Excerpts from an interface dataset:
---
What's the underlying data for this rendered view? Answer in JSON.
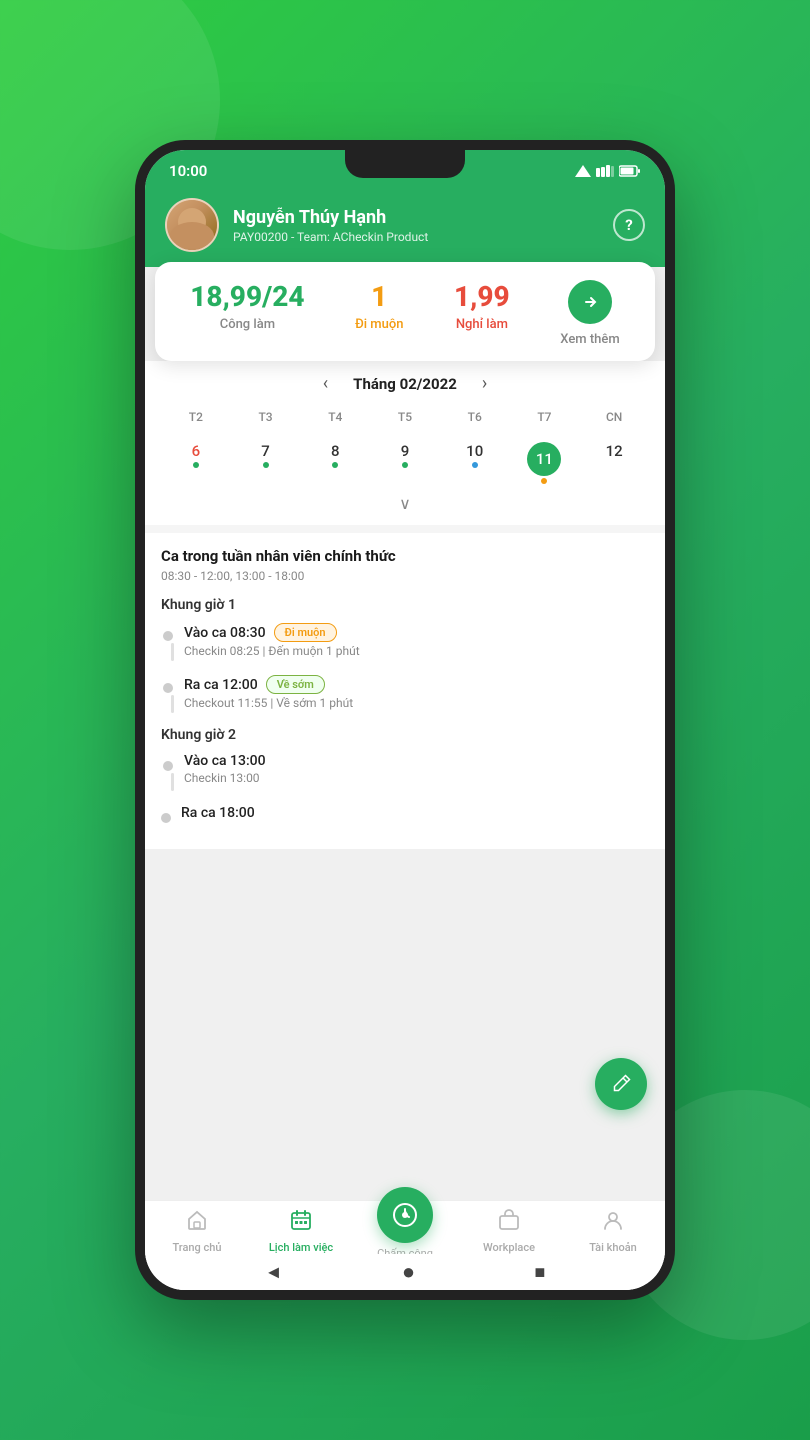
{
  "app": {
    "status_bar": {
      "time": "10:00",
      "icons": "▲▼🔋"
    },
    "header": {
      "user_name": "Nguyễn Thúy Hạnh",
      "user_sub": "PAY00200 - Team: ACheckin Product",
      "help_icon": "?"
    },
    "stats": {
      "cong_lam_value": "18,99/24",
      "cong_lam_label": "Công làm",
      "di_muon_value": "1",
      "di_muon_label": "Đi muộn",
      "nghi_lam_value": "1,99",
      "nghi_lam_label": "Nghỉ làm",
      "xem_them_label": "Xem thêm",
      "arrow": "→"
    },
    "calendar": {
      "title": "Tháng 02/2022",
      "nav_prev": "‹",
      "nav_next": "›",
      "day_headers": [
        "T2",
        "T3",
        "T4",
        "T5",
        "T6",
        "T7",
        "CN"
      ],
      "days": [
        {
          "num": "6",
          "red": true,
          "dot": "green"
        },
        {
          "num": "7",
          "dot": "green"
        },
        {
          "num": "8",
          "dot": "green"
        },
        {
          "num": "9",
          "dot": "green"
        },
        {
          "num": "10",
          "dot": "blue"
        },
        {
          "num": "11",
          "selected": true,
          "dot": "orange"
        },
        {
          "num": "12"
        }
      ],
      "expand_icon": "∨"
    },
    "schedule": {
      "title": "Ca trong tuần nhân viên chính thức",
      "time_range": "08:30 - 12:00, 13:00 - 18:00",
      "shifts": [
        {
          "label": "Khung giờ 1",
          "items": [
            {
              "title": "Vào ca 08:30",
              "badge": "Đi muộn",
              "badge_type": "orange",
              "detail": "Checkin 08:25 | Đến muộn 1 phút"
            },
            {
              "title": "Ra ca 12:00",
              "badge": "Về sớm",
              "badge_type": "green",
              "detail": "Checkout 11:55 | Về sớm 1 phút"
            }
          ]
        },
        {
          "label": "Khung giờ 2",
          "items": [
            {
              "title": "Vào ca 13:00",
              "badge": "",
              "detail": "Checkin 13:00"
            },
            {
              "title": "Ra ca 18:00",
              "badge": "",
              "detail": ""
            }
          ]
        }
      ]
    },
    "bottom_nav": {
      "items": [
        {
          "label": "Trang chủ",
          "icon": "⌂",
          "active": false
        },
        {
          "label": "Lịch làm việc",
          "icon": "▦",
          "active": true
        },
        {
          "label": "Chấm công",
          "icon": "◎",
          "fab": true,
          "active": false
        },
        {
          "label": "Workplace",
          "icon": "▭",
          "active": false
        },
        {
          "label": "Tài khoản",
          "icon": "👤",
          "active": false
        }
      ]
    },
    "system_nav": {
      "back": "◄",
      "home": "●",
      "recent": "■"
    }
  }
}
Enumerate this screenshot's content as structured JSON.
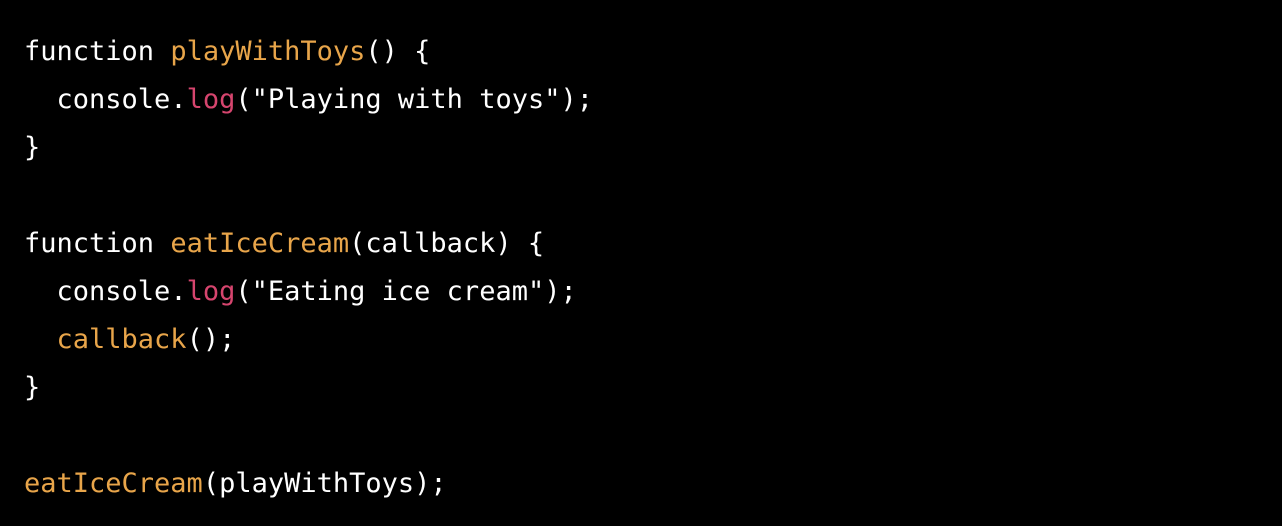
{
  "colors": {
    "background": "#000000",
    "plain": "#ffffff",
    "function_name": "#e8a54a",
    "method": "#d6456e"
  },
  "code": {
    "lines": [
      [
        {
          "text": "function ",
          "kind": "plain"
        },
        {
          "text": "playWithToys",
          "kind": "function_name"
        },
        {
          "text": "() {",
          "kind": "plain"
        }
      ],
      [
        {
          "text": "  console",
          "kind": "plain"
        },
        {
          "text": ".",
          "kind": "plain"
        },
        {
          "text": "log",
          "kind": "method"
        },
        {
          "text": "(\"Playing with toys\");",
          "kind": "plain"
        }
      ],
      [
        {
          "text": "}",
          "kind": "plain"
        }
      ],
      [],
      [
        {
          "text": "function ",
          "kind": "plain"
        },
        {
          "text": "eatIceCream",
          "kind": "function_name"
        },
        {
          "text": "(callback) {",
          "kind": "plain"
        }
      ],
      [
        {
          "text": "  console",
          "kind": "plain"
        },
        {
          "text": ".",
          "kind": "plain"
        },
        {
          "text": "log",
          "kind": "method"
        },
        {
          "text": "(\"Eating ice cream\");",
          "kind": "plain"
        }
      ],
      [
        {
          "text": "  ",
          "kind": "plain"
        },
        {
          "text": "callback",
          "kind": "function_name"
        },
        {
          "text": "();",
          "kind": "plain"
        }
      ],
      [
        {
          "text": "}",
          "kind": "plain"
        }
      ],
      [],
      [
        {
          "text": "eatIceCream",
          "kind": "function_name"
        },
        {
          "text": "(playWithToys);",
          "kind": "plain"
        }
      ]
    ]
  }
}
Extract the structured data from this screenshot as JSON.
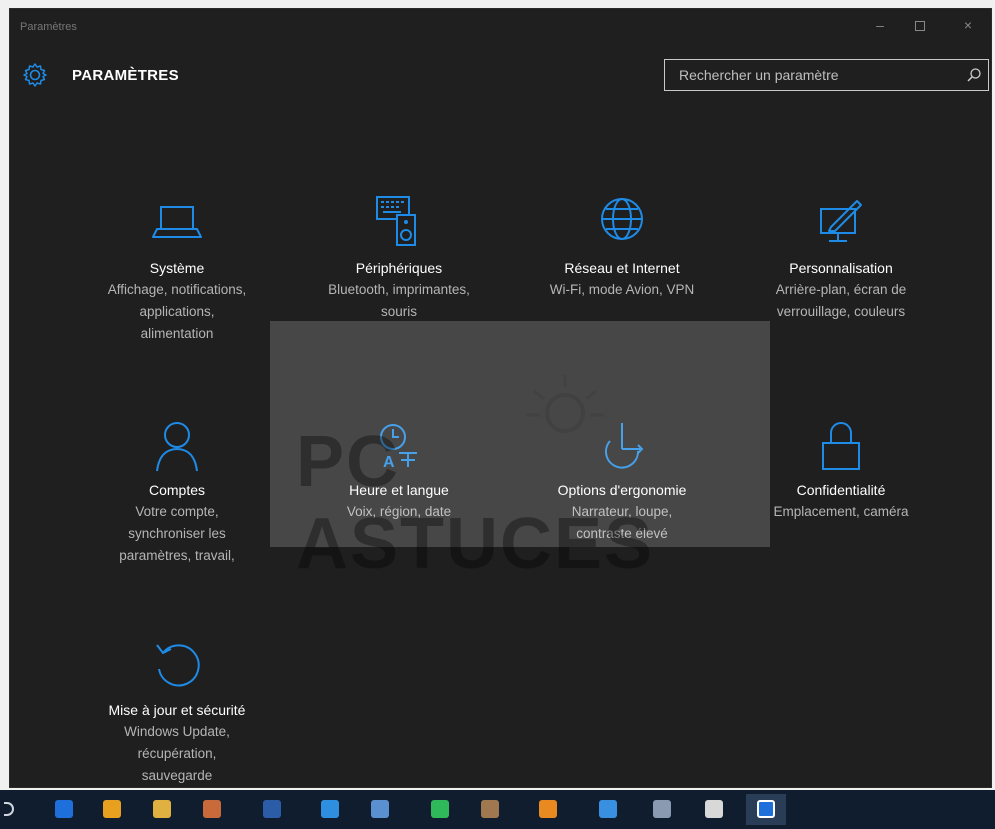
{
  "window": {
    "title": "Paramètres"
  },
  "header": {
    "title": "PARAMÈTRES",
    "search_placeholder": "Rechercher un paramètre"
  },
  "tiles": [
    {
      "name": "Système",
      "desc": [
        "Affichage, notifications,",
        "applications,",
        "alimentation"
      ],
      "icon": "laptop-icon"
    },
    {
      "name": "Périphériques",
      "desc": [
        "Bluetooth, imprimantes,",
        "souris"
      ],
      "icon": "devices-icon"
    },
    {
      "name": "Réseau et Internet",
      "desc": [
        "Wi-Fi, mode Avion, VPN"
      ],
      "icon": "globe-icon"
    },
    {
      "name": "Personnalisation",
      "desc": [
        "Arrière-plan, écran de",
        "verrouillage, couleurs"
      ],
      "icon": "paint-icon"
    },
    {
      "name": "Comptes",
      "desc": [
        "Votre compte,",
        "synchroniser les",
        "paramètres, travail,"
      ],
      "icon": "user-icon"
    },
    {
      "name": "Heure et langue",
      "desc": [
        "Voix, région, date"
      ],
      "icon": "clock-language-icon"
    },
    {
      "name": "Options d'ergonomie",
      "desc": [
        "Narrateur, loupe,",
        "contraste élevé"
      ],
      "icon": "ease-of-access-icon"
    },
    {
      "name": "Confidentialité",
      "desc": [
        "Emplacement, caméra"
      ],
      "icon": "lock-icon"
    },
    {
      "name": "Mise à jour et sécurité",
      "desc": [
        "Windows Update,",
        "récupération,",
        "sauvegarde"
      ],
      "icon": "update-icon"
    }
  ],
  "watermark": {
    "text": "PC ASTUCES"
  },
  "colors": {
    "accent": "#1e8be6",
    "background": "#1f1f1f",
    "taskbar": "#101d2e"
  },
  "taskbar": {
    "items": [
      {
        "icon": "edge-icon",
        "color": "#1e6fd9"
      },
      {
        "icon": "chrome-icon",
        "color": "#e8a020"
      },
      {
        "icon": "file-explorer-icon",
        "color": "#e0b040"
      },
      {
        "icon": "paint-app-icon",
        "color": "#c86a3a"
      },
      {
        "icon": "word-icon",
        "color": "#2b5ca8"
      },
      {
        "icon": "dropbox-icon",
        "color": "#2e8fe0"
      },
      {
        "icon": "app-icon",
        "color": "#5a8fd0"
      },
      {
        "icon": "spotify-icon",
        "color": "#2fb95a"
      },
      {
        "icon": "media-icon",
        "color": "#a07850"
      },
      {
        "icon": "vlc-icon",
        "color": "#e88a20"
      },
      {
        "icon": "internet-explorer-icon",
        "color": "#3a90e0"
      },
      {
        "icon": "screenshot-icon",
        "color": "#8a9ab0"
      },
      {
        "icon": "box-icon",
        "color": "#d8d8d8"
      },
      {
        "icon": "settings-icon",
        "color": "#ffffff"
      }
    ]
  }
}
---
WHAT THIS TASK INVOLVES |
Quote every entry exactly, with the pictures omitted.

RESPONSE TO THIS TASK |
What's the underlying data for this rendered view? Answer in JSON.
{
  "app": {
    "status_bar": {
      "time": "10:00",
      "icons": "▲▼🔋"
    },
    "header": {
      "user_name": "Nguyễn Thúy Hạnh",
      "user_sub": "PAY00200 - Team: ACheckin Product",
      "help_icon": "?"
    },
    "stats": {
      "cong_lam_value": "18,99/24",
      "cong_lam_label": "Công làm",
      "di_muon_value": "1",
      "di_muon_label": "Đi muộn",
      "nghi_lam_value": "1,99",
      "nghi_lam_label": "Nghỉ làm",
      "xem_them_label": "Xem thêm",
      "arrow": "→"
    },
    "calendar": {
      "title": "Tháng 02/2022",
      "nav_prev": "‹",
      "nav_next": "›",
      "day_headers": [
        "T2",
        "T3",
        "T4",
        "T5",
        "T6",
        "T7",
        "CN"
      ],
      "days": [
        {
          "num": "6",
          "red": true,
          "dot": "green"
        },
        {
          "num": "7",
          "dot": "green"
        },
        {
          "num": "8",
          "dot": "green"
        },
        {
          "num": "9",
          "dot": "green"
        },
        {
          "num": "10",
          "dot": "blue"
        },
        {
          "num": "11",
          "selected": true,
          "dot": "orange"
        },
        {
          "num": "12"
        }
      ],
      "expand_icon": "∨"
    },
    "schedule": {
      "title": "Ca trong tuần nhân viên chính thức",
      "time_range": "08:30 - 12:00, 13:00 - 18:00",
      "shifts": [
        {
          "label": "Khung giờ 1",
          "items": [
            {
              "title": "Vào ca 08:30",
              "badge": "Đi muộn",
              "badge_type": "orange",
              "detail": "Checkin 08:25 | Đến muộn 1 phút"
            },
            {
              "title": "Ra ca 12:00",
              "badge": "Về sớm",
              "badge_type": "green",
              "detail": "Checkout 11:55 | Về sớm 1 phút"
            }
          ]
        },
        {
          "label": "Khung giờ 2",
          "items": [
            {
              "title": "Vào ca 13:00",
              "badge": "",
              "detail": "Checkin 13:00"
            },
            {
              "title": "Ra ca 18:00",
              "badge": "",
              "detail": ""
            }
          ]
        }
      ]
    },
    "bottom_nav": {
      "items": [
        {
          "label": "Trang chủ",
          "icon": "⌂",
          "active": false
        },
        {
          "label": "Lịch làm việc",
          "icon": "▦",
          "active": true
        },
        {
          "label": "Chấm công",
          "icon": "◎",
          "fab": true,
          "active": false
        },
        {
          "label": "Workplace",
          "icon": "▭",
          "active": false
        },
        {
          "label": "Tài khoản",
          "icon": "👤",
          "active": false
        }
      ]
    },
    "system_nav": {
      "back": "◄",
      "home": "●",
      "recent": "■"
    }
  }
}
Enumerate this screenshot's content as structured JSON.
{
  "colors": {
    "background": "#000000",
    "plain": "#ffffff",
    "function_name": "#e8a54a",
    "method": "#d6456e"
  },
  "code": {
    "lines": [
      [
        {
          "text": "function ",
          "kind": "plain"
        },
        {
          "text": "playWithToys",
          "kind": "function_name"
        },
        {
          "text": "() {",
          "kind": "plain"
        }
      ],
      [
        {
          "text": "  console",
          "kind": "plain"
        },
        {
          "text": ".",
          "kind": "plain"
        },
        {
          "text": "log",
          "kind": "method"
        },
        {
          "text": "(\"Playing with toys\");",
          "kind": "plain"
        }
      ],
      [
        {
          "text": "}",
          "kind": "plain"
        }
      ],
      [],
      [
        {
          "text": "function ",
          "kind": "plain"
        },
        {
          "text": "eatIceCream",
          "kind": "function_name"
        },
        {
          "text": "(callback) {",
          "kind": "plain"
        }
      ],
      [
        {
          "text": "  console",
          "kind": "plain"
        },
        {
          "text": ".",
          "kind": "plain"
        },
        {
          "text": "log",
          "kind": "method"
        },
        {
          "text": "(\"Eating ice cream\");",
          "kind": "plain"
        }
      ],
      [
        {
          "text": "  ",
          "kind": "plain"
        },
        {
          "text": "callback",
          "kind": "function_name"
        },
        {
          "text": "();",
          "kind": "plain"
        }
      ],
      [
        {
          "text": "}",
          "kind": "plain"
        }
      ],
      [],
      [
        {
          "text": "eatIceCream",
          "kind": "function_name"
        },
        {
          "text": "(playWithToys);",
          "kind": "plain"
        }
      ]
    ]
  }
}
Extract the structured data from this screenshot as JSON.
{
  "window": {
    "title": "Paramètres"
  },
  "header": {
    "title": "PARAMÈTRES",
    "search_placeholder": "Rechercher un paramètre"
  },
  "tiles": [
    {
      "name": "Système",
      "desc": [
        "Affichage, notifications,",
        "applications,",
        "alimentation"
      ],
      "icon": "laptop-icon"
    },
    {
      "name": "Périphériques",
      "desc": [
        "Bluetooth, imprimantes,",
        "souris"
      ],
      "icon": "devices-icon"
    },
    {
      "name": "Réseau et Internet",
      "desc": [
        "Wi-Fi, mode Avion, VPN"
      ],
      "icon": "globe-icon"
    },
    {
      "name": "Personnalisation",
      "desc": [
        "Arrière-plan, écran de",
        "verrouillage, couleurs"
      ],
      "icon": "paint-icon"
    },
    {
      "name": "Comptes",
      "desc": [
        "Votre compte,",
        "synchroniser les",
        "paramètres, travail,"
      ],
      "icon": "user-icon"
    },
    {
      "name": "Heure et langue",
      "desc": [
        "Voix, région, date"
      ],
      "icon": "clock-language-icon"
    },
    {
      "name": "Options d'ergonomie",
      "desc": [
        "Narrateur, loupe,",
        "contraste élevé"
      ],
      "icon": "ease-of-access-icon"
    },
    {
      "name": "Confidentialité",
      "desc": [
        "Emplacement, caméra"
      ],
      "icon": "lock-icon"
    },
    {
      "name": "Mise à jour et sécurité",
      "desc": [
        "Windows Update,",
        "récupération,",
        "sauvegarde"
      ],
      "icon": "update-icon"
    }
  ],
  "watermark": {
    "text": "PC ASTUCES"
  },
  "colors": {
    "accent": "#1e8be6",
    "background": "#1f1f1f",
    "taskbar": "#101d2e"
  },
  "taskbar": {
    "items": [
      {
        "icon": "edge-icon",
        "color": "#1e6fd9"
      },
      {
        "icon": "chrome-icon",
        "color": "#e8a020"
      },
      {
        "icon": "file-explorer-icon",
        "color": "#e0b040"
      },
      {
        "icon": "paint-app-icon",
        "color": "#c86a3a"
      },
      {
        "icon": "word-icon",
        "color": "#2b5ca8"
      },
      {
        "icon": "dropbox-icon",
        "color": "#2e8fe0"
      },
      {
        "icon": "app-icon",
        "color": "#5a8fd0"
      },
      {
        "icon": "spotify-icon",
        "color": "#2fb95a"
      },
      {
        "icon": "media-icon",
        "color": "#a07850"
      },
      {
        "icon": "vlc-icon",
        "color": "#e88a20"
      },
      {
        "icon": "internet-explorer-icon",
        "color": "#3a90e0"
      },
      {
        "icon": "screenshot-icon",
        "color": "#8a9ab0"
      },
      {
        "icon": "box-icon",
        "color": "#d8d8d8"
      },
      {
        "icon": "settings-icon",
        "color": "#ffffff"
      }
    ]
  }
}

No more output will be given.